(Aim of the exercise) Please repeat the records, word for word and without gaps.

Start of Information

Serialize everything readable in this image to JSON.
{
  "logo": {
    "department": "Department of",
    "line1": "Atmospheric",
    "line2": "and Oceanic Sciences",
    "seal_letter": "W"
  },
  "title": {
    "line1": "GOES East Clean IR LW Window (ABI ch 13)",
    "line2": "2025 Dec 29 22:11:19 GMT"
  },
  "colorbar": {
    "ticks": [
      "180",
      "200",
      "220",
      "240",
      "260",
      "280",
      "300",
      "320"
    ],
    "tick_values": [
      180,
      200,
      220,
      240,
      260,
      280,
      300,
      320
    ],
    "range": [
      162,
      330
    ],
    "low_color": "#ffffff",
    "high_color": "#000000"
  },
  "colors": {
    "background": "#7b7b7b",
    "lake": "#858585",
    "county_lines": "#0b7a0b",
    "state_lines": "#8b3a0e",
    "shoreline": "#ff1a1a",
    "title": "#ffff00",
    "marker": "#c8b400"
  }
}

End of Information

(Response below)
Serialize everything readable in this image to JSON.
{
  "logo": {
    "department": "Department of",
    "line1": "Atmospheric",
    "line2": "and Oceanic Sciences",
    "seal_letter": "W"
  },
  "title": {
    "line1": "GOES East Clean IR LW Window (ABI ch 13)",
    "line2": "2025 Dec 29 22:11:19 GMT"
  },
  "colorbar": {
    "ticks": [
      "180",
      "200",
      "220",
      "240",
      "260",
      "280",
      "300",
      "320"
    ],
    "tick_values": [
      180,
      200,
      220,
      240,
      260,
      280,
      300,
      320
    ],
    "range": [
      162,
      330
    ],
    "low_color": "#ffffff",
    "high_color": "#000000"
  },
  "colors": {
    "background": "#7b7b7b",
    "lake": "#858585",
    "county_lines": "#0b7a0b",
    "state_lines": "#8b3a0e",
    "shoreline": "#ff1a1a",
    "title": "#ffff00",
    "marker": "#c8b400"
  }
}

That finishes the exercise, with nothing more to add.